  • Briefs: Briefs can come in a few different styles, including hipsters and high-rise briefs. They provide good coverage, but slightly less than the boy shorts style. They’re a happy medium between the bikini style and boy shorts.
  • Sports Bras: When looking into hiking underwear, women may also want to consider a sports bra. Sports bras provide comfort through some added support on the trail. Things to consider when looking at different styles include: strap size and adjustability, padding, materials, and fit.

Hiking Underwear Styles for Men

  • Briefs: Briefs for men offer good support, but since they have less coverage, there’s a greater potential for chafing between the legs.
  • Boxers: Boxers offer a loose fit, which some men might enjoy for breathability and to avoid inner thigh chafing. However, if boxers are too loose, the fabric can bunch and lead to discomfort.
  • Boxer Briefs: Boxer briefs are just what they sound like—the best of both worlds. The style includes the greater amount of fabric and coverage that boxers offer to limit chafing, and the snug support that briefs offer.

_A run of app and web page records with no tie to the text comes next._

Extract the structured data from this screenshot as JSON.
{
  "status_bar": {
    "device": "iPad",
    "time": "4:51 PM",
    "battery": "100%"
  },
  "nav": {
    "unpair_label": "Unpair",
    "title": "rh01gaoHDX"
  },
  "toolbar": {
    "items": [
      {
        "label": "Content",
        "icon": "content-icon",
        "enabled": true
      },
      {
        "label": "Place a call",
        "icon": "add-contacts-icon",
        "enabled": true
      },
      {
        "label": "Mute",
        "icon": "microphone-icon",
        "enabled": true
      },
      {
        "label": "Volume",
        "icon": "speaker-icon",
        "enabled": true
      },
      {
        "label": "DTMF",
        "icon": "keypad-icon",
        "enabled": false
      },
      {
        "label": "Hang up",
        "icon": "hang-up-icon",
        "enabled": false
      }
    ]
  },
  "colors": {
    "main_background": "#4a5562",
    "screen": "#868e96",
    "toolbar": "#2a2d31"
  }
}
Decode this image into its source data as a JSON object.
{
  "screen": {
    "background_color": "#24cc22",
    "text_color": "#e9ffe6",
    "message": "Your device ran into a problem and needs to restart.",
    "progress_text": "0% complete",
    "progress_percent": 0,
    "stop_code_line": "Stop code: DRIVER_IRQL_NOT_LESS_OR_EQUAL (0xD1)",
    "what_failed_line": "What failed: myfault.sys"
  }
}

Our Top Hiking Underwear Picks

It takes a little trial and error to find the best hiking underwear for you, but using the fabrics, features, and styles above, we know you’ll be on the right path to never worrying about your underwear on the trail again! Here are some of our favorites to get you started.

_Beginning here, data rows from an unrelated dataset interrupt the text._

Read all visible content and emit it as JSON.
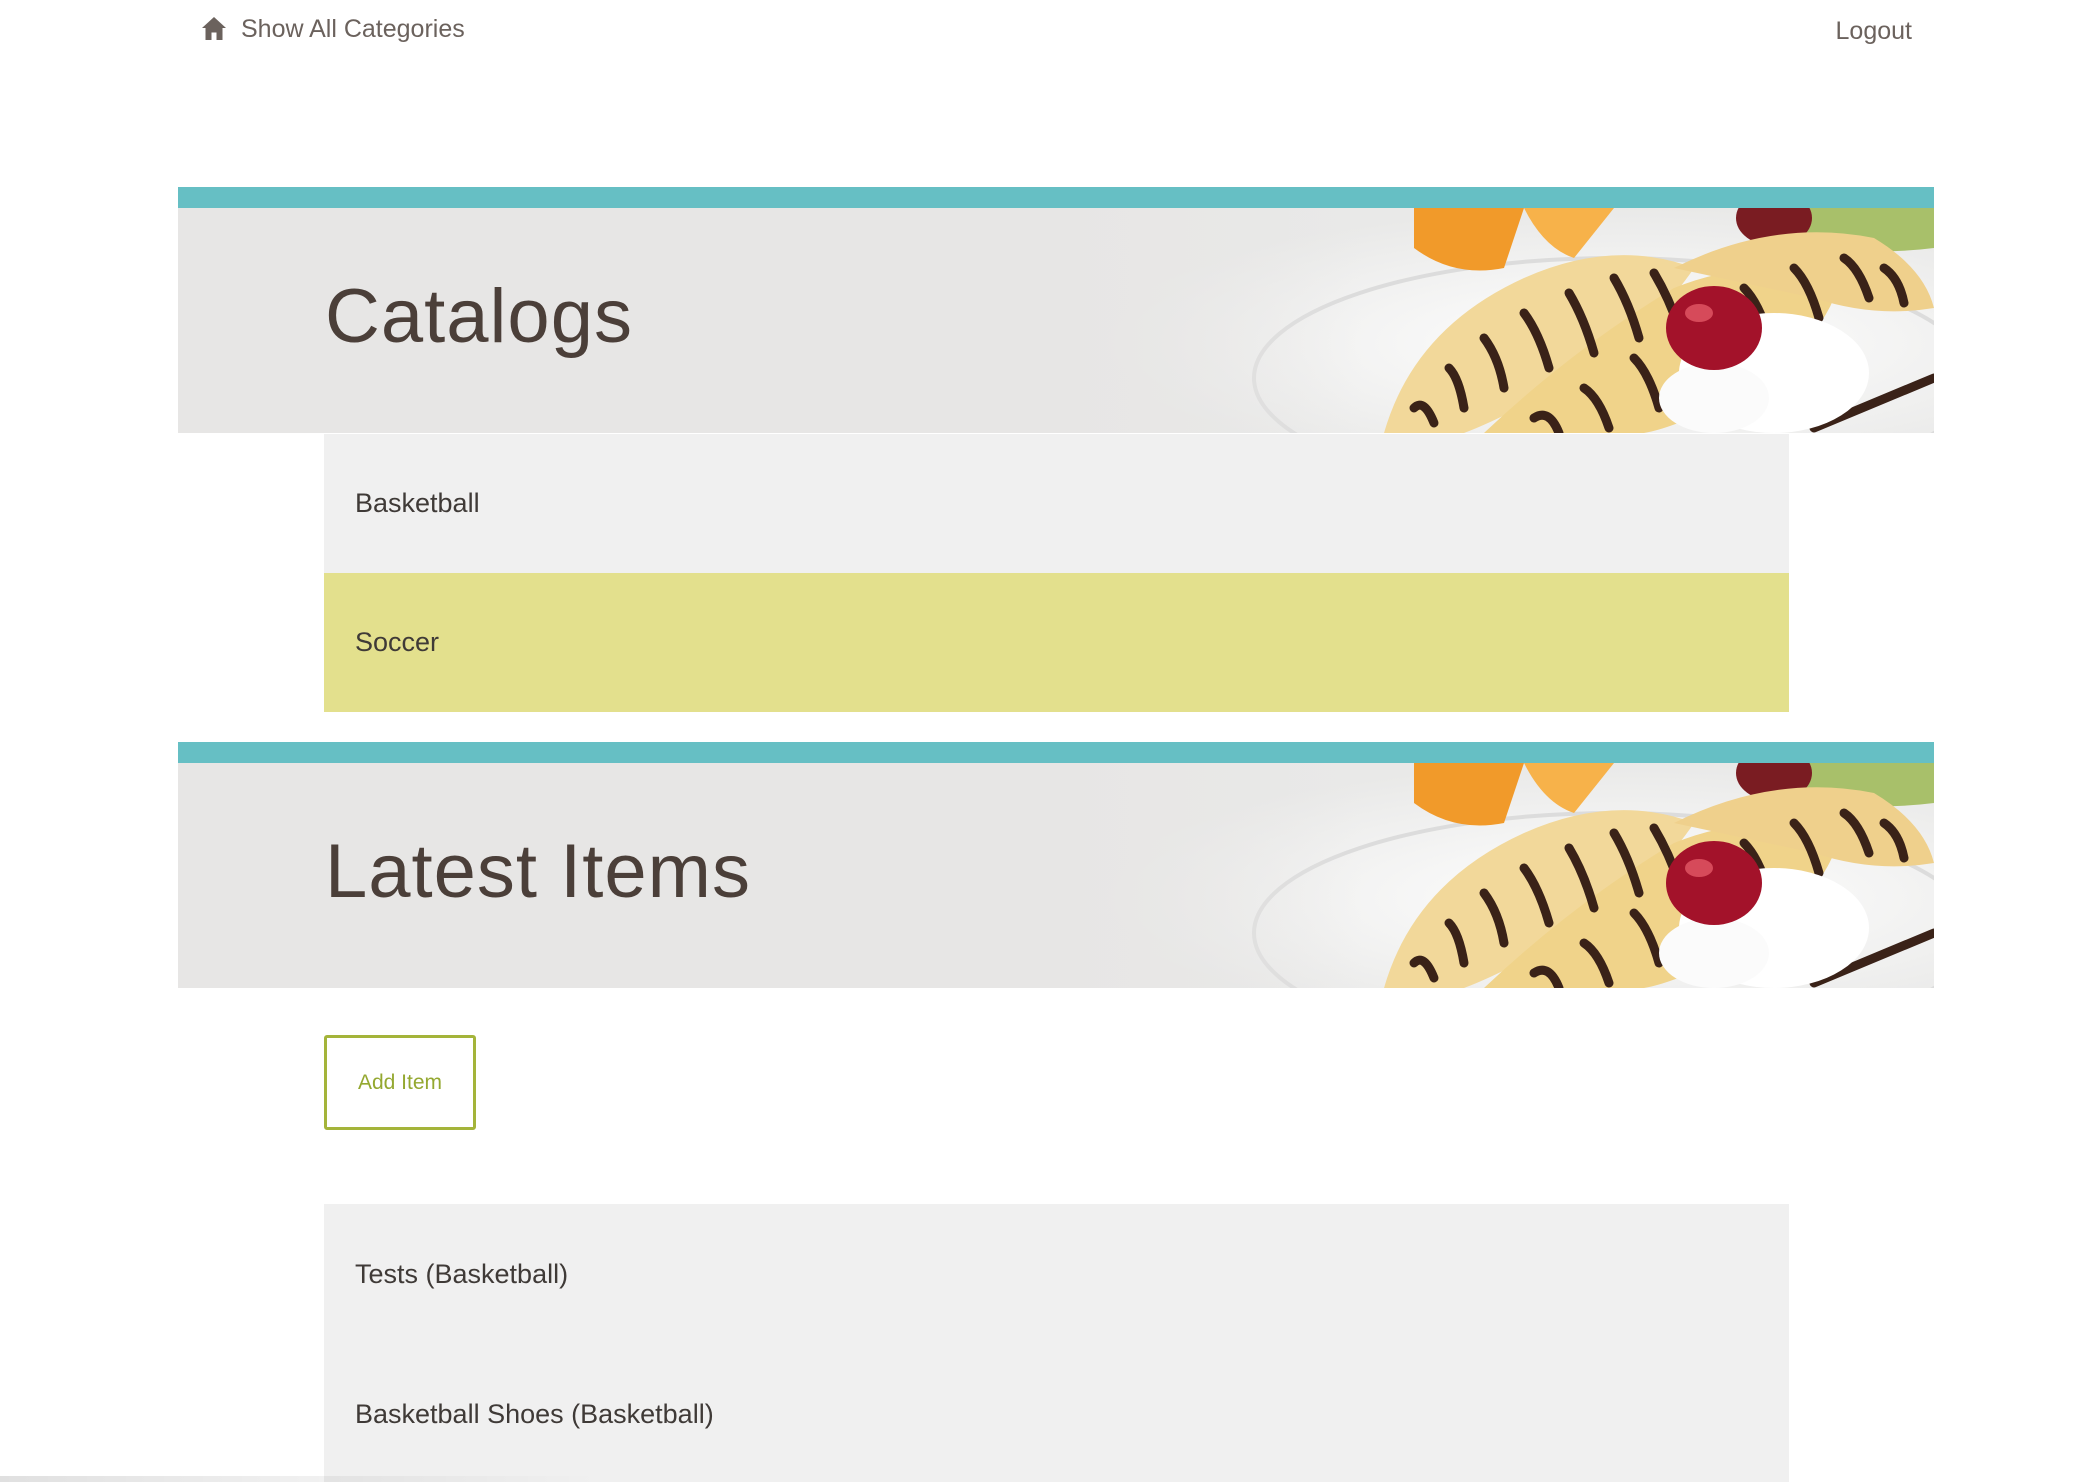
{
  "nav": {
    "home_icon": "home-icon",
    "home_label": "Show All Categories",
    "logout_label": "Logout"
  },
  "catalogs": {
    "title": "Catalogs",
    "items": [
      {
        "label": "Basketball"
      },
      {
        "label": "Soccer"
      }
    ]
  },
  "latest": {
    "title": "Latest Items",
    "add_button_label": "Add Item",
    "items": [
      {
        "label": "Tests (Basketball)"
      },
      {
        "label": "Basketball Shoes (Basketball)"
      }
    ]
  },
  "colors": {
    "accent_bar": "#66bfc4",
    "highlight": "#e3e08d",
    "button_border": "#a4b43a",
    "list_bg": "#f0f0f0",
    "banner_bg": "#e7e6e5"
  }
}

1. Icebreaker Sprite Hot Pants (Women’s)

a pair of icebreaker briefs

Image from Icebreaker

Fabric: 83% Merino Wool, 12% Nylon, 5% Lyrca
Price: $40 (look for end-of-season sales!)
Key Features: My personal favorite hiking underwear! Icebreaker got these right with the perfect level of coverage and comfort. Breathable, moisture-wicking, odor-resistant, lightweight, and come in fun colors!

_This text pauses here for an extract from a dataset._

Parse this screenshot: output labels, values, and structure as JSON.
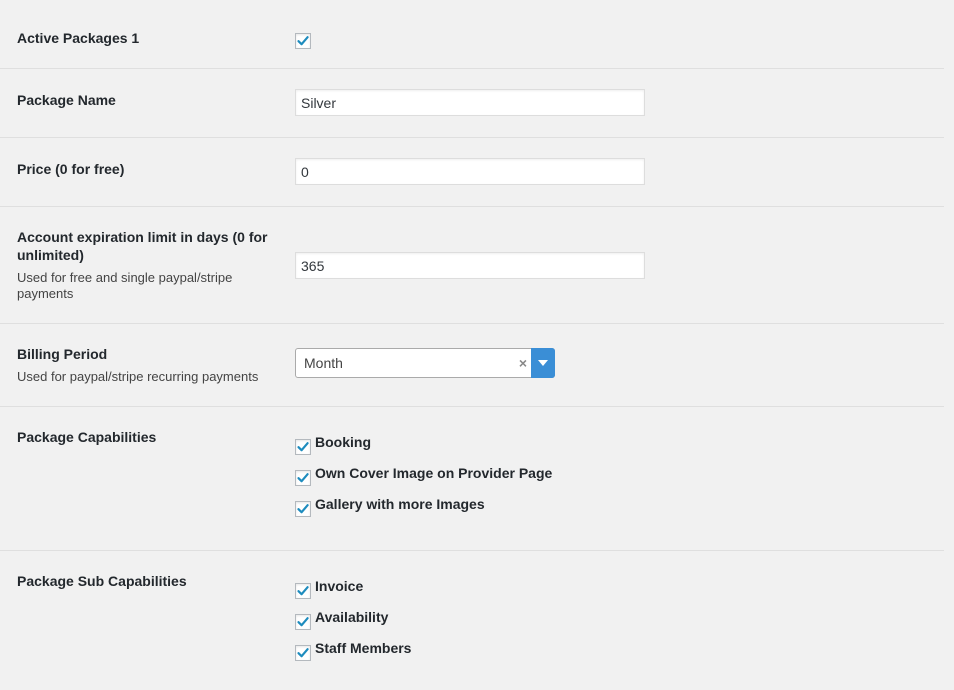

Buy Now: $40

2. Branwyn Essential Thong (Women’s)

Fabric: 81% Merino Wool, 12% Nylon, 7% Spandex
Price: $28
Key Features: Seamless and tagless, you’ll forget you have this thong on. It’s machine washable and dryable even while getting the majority of its fabric from wool. To top it off, you’ll feel good beyond the trail, as this thong comes from a women-owned, ethically-sourced small business.

Buy Now: $28

3. ExOfficio Give-N-Go Full Cut Brief (Women’s)

a pair of ExOfficio hipsters

Image from ExOfficio

Fabric: 94% Nylon, 6% Lycra Spandex
Price: $20
Key Features: Breathable mesh fabric to keep you cool. Antimicrobial treatment to reduce odors. Easy care instructions and durable for longer trips.

Buy Now: $20

4. SmartWool Merino 150 Micro Stripe Boxer Brief (Men’s)

A pair of Smartwool underwear

Image from Smartwool

Fabric: 87% Merino Wool, 13% Nylon Core
Price: $45
Key Features: Ultra-soft and machine washable, these boxer briefs come with excellent reviews. They also include smooth, flatlock seams and a wide elastic waistband with Merino lining for additional comfort.

Buy Now: $45

5. Under Armor ArmourVent Mesh Series 3″ Boxerjock (Men’s)

a man wearing briefs

Image from Under Armor

Fabric: 77% Nylon, 23% Polyester
Price: $30
Key Features: A no-sew waistband prevents chafing with these boxer briefs, and a micro-mesh fabric allows for maximum breathability.

Buy Now: $30

6. Icebreaker Anatomica Briefs (Men’s)

a man wearing briefs

Image from Icebreaker

Fabric: 83% Merino Wool, 12% Nylon, 5% LYCRA
Price: $40
Key Features: Soft, stretchy briefs with all of the amazing properties of wool—breathable, moisture-wicking, odor-resistant! Include a contoured pouch and flatlock seams to prevent chafing.

Buy Now: $40

Our recommendations are based on providing value to campers across the country. Some articles may contain affiliate links. By purchasing through our articles, you help support this camping magazine.

Korrin Bishop

Korrin Bishop

Korrin L. Bishop is a writer, Oregon Duck, and group hug enthusiast. She grew up amongst redwoods, has a deep love for Everglades adventures, and was once a Washington, D.C. local before fleeing for more open spaces. While in D.C., she co-founded the outdoor group, Wild Wilderness Women. Korrin has written for the National Park Service, Sierra Magazine, Adventure Journal, and Misadventures Magazine, among others. She currently calls the Black Hills of South Dakota home and enjoys uncovering the hidden outdoor gems of the Midwest.